Some US officials are eyeing Poland as a new home to the US nuclear arsenal in Europe, after German Social Democrats reopened the debate about whether the country should remain under Washington’s protective nuclear umbrella. And the latest twist has already displeased Russia, Poland’s mighty eastern neighbour.
Germany should “exclude the stationing of US nuclear weapons in the future,” demanded in early May Rolf Mützenich, Social Democrat leader in the German Bundestag, prompting a backlash from coalition partners and German foreign minister Heiko Maas.

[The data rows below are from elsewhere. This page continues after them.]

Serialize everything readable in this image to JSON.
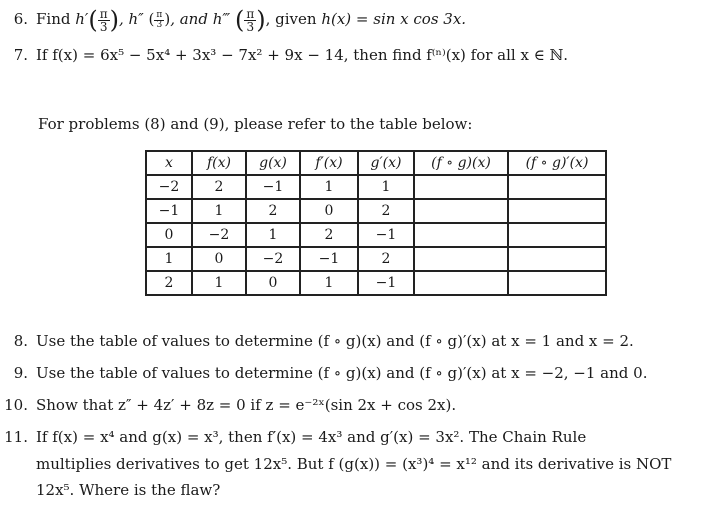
{
  "problems": {
    "p6": {
      "number": "6.",
      "text_find": "Find",
      "h1": "h′",
      "h2": ", h″",
      "h3": ", and h‴",
      "pi": "π",
      "three": "3",
      "given": ", given",
      "hx": "h(x) = sin x cos 3x."
    },
    "p7": {
      "number": "7.",
      "text": "If f(x) = 6x⁵ − 5x⁴ + 3x³ − 7x² + 9x − 14, then find f⁽ⁿ⁾(x) for all x ∈ ℕ."
    },
    "intro": "For problems (8) and (9), please refer to the table below:",
    "p8": {
      "number": "8.",
      "text": "Use the table of values to determine (f ∘ g)(x) and (f ∘ g)′(x) at x = 1 and x = 2."
    },
    "p9": {
      "number": "9.",
      "text": "Use the table of values to determine (f ∘ g)(x) and (f ∘ g)′(x) at x = −2, −1 and 0."
    },
    "p10": {
      "number": "10.",
      "text": "Show that z″ + 4z′ + 8z = 0 if z = e⁻²ˣ(sin 2x + cos 2x)."
    },
    "p11": {
      "number": "11.",
      "line1": "If f(x) = x⁴ and g(x) = x³, then f′(x) = 4x³ and g′(x) = 3x². The Chain Rule",
      "line2": "multiplies derivatives to get 12x⁵. But f (g(x)) = (x³)⁴ = x¹² and its derivative is NOT",
      "line3": "12x⁵. Where is the flaw?"
    }
  },
  "table": {
    "headers": [
      "x",
      "f(x)",
      "g(x)",
      "f′(x)",
      "g′(x)",
      "(f ∘ g)(x)",
      "(f ∘ g)′(x)"
    ],
    "rows": [
      [
        "−2",
        "2",
        "−1",
        "1",
        "1",
        "",
        ""
      ],
      [
        "−1",
        "1",
        "2",
        "0",
        "2",
        "",
        ""
      ],
      [
        "0",
        "−2",
        "1",
        "2",
        "−1",
        "",
        ""
      ],
      [
        "1",
        "0",
        "−2",
        "−1",
        "2",
        "",
        ""
      ],
      [
        "2",
        "1",
        "0",
        "1",
        "−1",
        "",
        ""
      ]
    ]
  }
}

Mützenich’s plea was largely supported by party leaders, who saw the pacifist drive as a possible trump card for next year’s parliamentary elections, as the party is also opposing the purchase of US-made F-18 fighter planes capable of transporting nuclear warheads, one of the conditions for Germany to maintain its nuclear capacity after 2030.

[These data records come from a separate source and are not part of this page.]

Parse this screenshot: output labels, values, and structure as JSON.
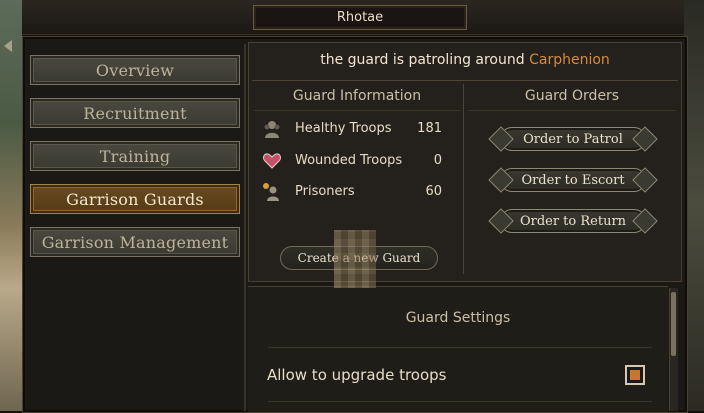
{
  "settlement": {
    "name": "Rhotae"
  },
  "nav": {
    "items": [
      {
        "label": "Overview",
        "active": false
      },
      {
        "label": "Recruitment",
        "active": false
      },
      {
        "label": "Training",
        "active": false
      },
      {
        "label": "Garrison Guards",
        "active": true
      },
      {
        "label": "Garrison Management",
        "active": false
      }
    ]
  },
  "status": {
    "prefix": "the guard is patroling around",
    "place": "Carphenion",
    "place_color": "#d88a3c"
  },
  "guard_info": {
    "title": "Guard Information",
    "rows": [
      {
        "icon": "healthy-troops-icon",
        "label": "Healthy Troops",
        "value": "181"
      },
      {
        "icon": "wounded-troops-icon",
        "label": "Wounded Troops",
        "value": "0"
      },
      {
        "icon": "prisoners-icon",
        "label": "Prisoners",
        "value": "60"
      }
    ],
    "create_label": "Create a new Guard"
  },
  "guard_orders": {
    "title": "Guard Orders",
    "buttons": [
      {
        "label": "Order to Patrol"
      },
      {
        "label": "Order to Escort"
      },
      {
        "label": "Order to Return"
      }
    ]
  },
  "settings": {
    "title": "Guard Settings",
    "options": [
      {
        "label": "Allow to upgrade troops",
        "checked": true
      }
    ]
  },
  "colors": {
    "accent": "#c9752a",
    "active_tab": "#6a4b20"
  }
}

Richard Grenell, US Ambassador to Germany, accused the German government of not doing its part for NATO’s policy of nuclear deterrence, and the US Embassy issued a statement reminding Berlin that it had pledged to contribute to NATO capabilities and suggesting that “if Germany seeks to be a true power for peace, now is the time for solidarity”.
“Will Germany bear this responsibility, or will it sit back and simply enjoy the economic benefits of security provided by its other Allies?” the statement read.
It was also a reminder of the 2016 Warsaw Declaration in which NATO leaders stated that “the fundamental purpose of NATO’s nuclear capability is to preserve peace, prevent coercion, and deter aggression.”
During the latest debate, German security experts have described the domino effect of the withdrawal of nuclear weapons from Germany.
“Germany can abandon nuclear deterrence. This forces Poland to rethink the issue of nuclear deterrence. And this motivates Russia to intensify its strategy of influence in Central and Eastern Europe. The result: more conflict in the East, Europe weakened,” Ulrich Speck, Senior Visiting Fellow at the German Marshall Fund, commented on Twitter.
Poland as substitute?
US Ambassador to Poland, Georgette Mosbacher, upped the ante and suggested that in the event that Germany should attempt to “reduce its nuclear potential and weaken NATO”, “perhaps Poland, which pays its fair share, understands the risks and is on NATO’s Eastern Flank, could house the capabilities”.
Although Warsaw has not officially sought such a solution, the possibility has been discussed since December 2015 by the then deputy defence minister and Poland’s current Ambassador to NATO, Tomasz Szatkowski.
However, the relocation of US nuclear weapons to Poland would be “expensive, militarily unwise because it would make the weapons more vulnerable to preemptive attack, unduly provocative, and divisive within NATO,” warned Steven Pifer, former US diplomat in Poland and a current non-resident fellow at Brookings’ Arms Control and Non-Proliferation Initiative.
According to him, such a move would require the construction of a special infrastructure that would ensure the security of the equipment and specially isolated air bunkers that would have to be built in Poland.
It also would make Poland more vulnerable to being targeted and could divide NATO allies, as some members may not agree to transfer nuclear weapons to Poland.
“This was a tweet best not sent. The one thing it does do, however, is give Mr Mützenich a new talking point for removing the bombs from Germany; citing Ambassador Mosbacher, he can claim: “We can send them to Poland,” Pifer concluded.
Russia not amused
Mosbacher’s statement about the possibility of deploying US nuclear weapons in Poland drew a harsh rebuke from Russia’s Ministry of Foreign Affairs.
Russian MFA spokeswoman Maria Zakharova said Mosbacher wants to “talk about the possibility of bringing nuclear weapons and their infrastructure closer to the Russian borders.”
This would constitute “a violation of one of the key provisions” of the 1997 Russia-NATO Founding Act.
The act – a political agreement, not a legally binding treaty— committed NATO to carry out its collective defence and other missions by “ensuring the necessary interoperability, integration, and capability for reinforcement rather than by additional permanent stationing of substantial combat forces” on the territories of the former Warsaw Pact states.
“We hope Washington and Warsaw are aware of the dangerous nature of this kind of expression,” Zakharova said, adding that such declarations “are still exacerbating relations between Russia and NATO, which are already going through a bad time” and “threaten the material basis of European security.”
Instead, security could be strengthened by “taking American warheads back to US territory.”
[Edited by Zoran Radosavljevic]